German factory orders increased by 4.6% in July compared to June, after declining during the previous two months, according to figures published today by the country’s statistics agency Destatis. The results are adjusted for inflation and seasonal swings.
In June, factory orders had declined by -2.7%. July’s increase was the strongest in 13 months and was driven by a surge in foreign (non-Eurozone) demand.
The Federal Ministry for Economic Affairs and Energy wrote:
“After economic uncertainty due to geopolitical developments and cyclical weakening in the second quarter, the strong order increase provides an encouraging signal for the industry.”
Orders in manufacturing in July rose by:
- within Germany: +1.7%,
- from abroad: +6.9%.
- from the Eurozone: +1.7%,
- from abroad (non-Eurozone): +9.8%.
Producers of intermediate and capital goods posted +0.3% and +8.5% growth respectively, while those of consumer goods saw orders decline by -2.9% in July.
Economists believe that the marginal increase from the Eurozone shows that Germany’s real risks are more due to the currency bloc’s economic weaknesses than the geopolitical problems in Ukraine and the Middle East.
(Data source: Destatis)
A summer of pessimism
German business confidence has suffered as the Eurozone increases economic sanctions against Russia and the world’s largest nation responds with tit-for-tat bans of agricultural products and food imports.
The Munich-based Ifo Institute reported that the German Business Climate Index for trade and industry had declined to 106.3 in August from 108 in July. Ifo said German firms were less satisfied with the current business situation and that the economy was losing steam.
In August, Destatis reported that German GDP contracted by -0.2% in Q2 2014, also commenting that “The German economy is losing momentum.” Economists said its Q1 growth (+0.4%) was probably due to abnormally mild winter conditions.

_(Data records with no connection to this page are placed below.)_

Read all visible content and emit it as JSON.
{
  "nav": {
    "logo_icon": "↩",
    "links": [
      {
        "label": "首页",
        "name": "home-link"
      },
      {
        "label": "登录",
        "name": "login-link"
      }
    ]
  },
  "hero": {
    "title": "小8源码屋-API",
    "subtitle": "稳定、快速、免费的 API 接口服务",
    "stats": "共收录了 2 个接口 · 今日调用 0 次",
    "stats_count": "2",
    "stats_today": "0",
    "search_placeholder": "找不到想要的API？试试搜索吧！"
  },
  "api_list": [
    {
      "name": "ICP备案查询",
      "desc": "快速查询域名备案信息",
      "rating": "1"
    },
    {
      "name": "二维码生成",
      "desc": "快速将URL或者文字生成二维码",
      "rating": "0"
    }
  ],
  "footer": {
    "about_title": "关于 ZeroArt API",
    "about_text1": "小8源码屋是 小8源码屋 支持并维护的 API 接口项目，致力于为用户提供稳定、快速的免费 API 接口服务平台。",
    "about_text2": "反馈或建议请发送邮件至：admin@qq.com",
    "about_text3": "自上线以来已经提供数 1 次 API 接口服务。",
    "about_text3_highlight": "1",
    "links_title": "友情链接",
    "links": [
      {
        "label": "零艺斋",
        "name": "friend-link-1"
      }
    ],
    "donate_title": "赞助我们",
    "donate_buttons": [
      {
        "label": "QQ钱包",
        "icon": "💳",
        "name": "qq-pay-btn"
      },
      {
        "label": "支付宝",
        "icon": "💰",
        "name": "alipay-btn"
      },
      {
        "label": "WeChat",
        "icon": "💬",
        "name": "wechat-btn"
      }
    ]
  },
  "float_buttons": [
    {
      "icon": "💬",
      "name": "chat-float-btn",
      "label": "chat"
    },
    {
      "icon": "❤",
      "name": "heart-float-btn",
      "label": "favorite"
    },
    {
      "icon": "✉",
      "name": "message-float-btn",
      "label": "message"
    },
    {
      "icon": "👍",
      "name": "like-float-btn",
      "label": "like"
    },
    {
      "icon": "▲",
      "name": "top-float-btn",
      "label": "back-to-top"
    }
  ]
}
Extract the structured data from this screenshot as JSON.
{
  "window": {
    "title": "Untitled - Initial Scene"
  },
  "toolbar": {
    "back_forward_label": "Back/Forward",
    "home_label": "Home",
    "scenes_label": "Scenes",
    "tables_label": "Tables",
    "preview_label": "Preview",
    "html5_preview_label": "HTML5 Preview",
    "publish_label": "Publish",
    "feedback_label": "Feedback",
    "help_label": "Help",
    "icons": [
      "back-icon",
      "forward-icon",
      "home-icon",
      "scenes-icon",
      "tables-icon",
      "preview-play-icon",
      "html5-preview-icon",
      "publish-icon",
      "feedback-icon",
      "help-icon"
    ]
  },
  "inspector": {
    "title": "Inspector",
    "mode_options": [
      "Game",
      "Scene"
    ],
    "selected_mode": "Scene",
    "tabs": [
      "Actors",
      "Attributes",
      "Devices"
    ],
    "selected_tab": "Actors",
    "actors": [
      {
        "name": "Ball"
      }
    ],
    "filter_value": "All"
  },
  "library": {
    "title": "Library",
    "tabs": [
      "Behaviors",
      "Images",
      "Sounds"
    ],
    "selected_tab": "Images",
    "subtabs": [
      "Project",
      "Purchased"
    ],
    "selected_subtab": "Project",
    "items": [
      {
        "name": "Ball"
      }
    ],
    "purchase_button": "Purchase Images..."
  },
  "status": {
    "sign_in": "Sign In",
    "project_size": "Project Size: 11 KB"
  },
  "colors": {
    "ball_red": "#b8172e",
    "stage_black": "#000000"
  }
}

Bloomberg Businessweek quoted Carsten Brzeski, chief economist at ING-DiBa AG in Frankfurt, who said “Ahead of today’s ECB meeting, German new order data should give some relief that not everything is gloom and down. (Data are) providing evidence that the Eurozone’s largest economy should return to growth in the third quarter.”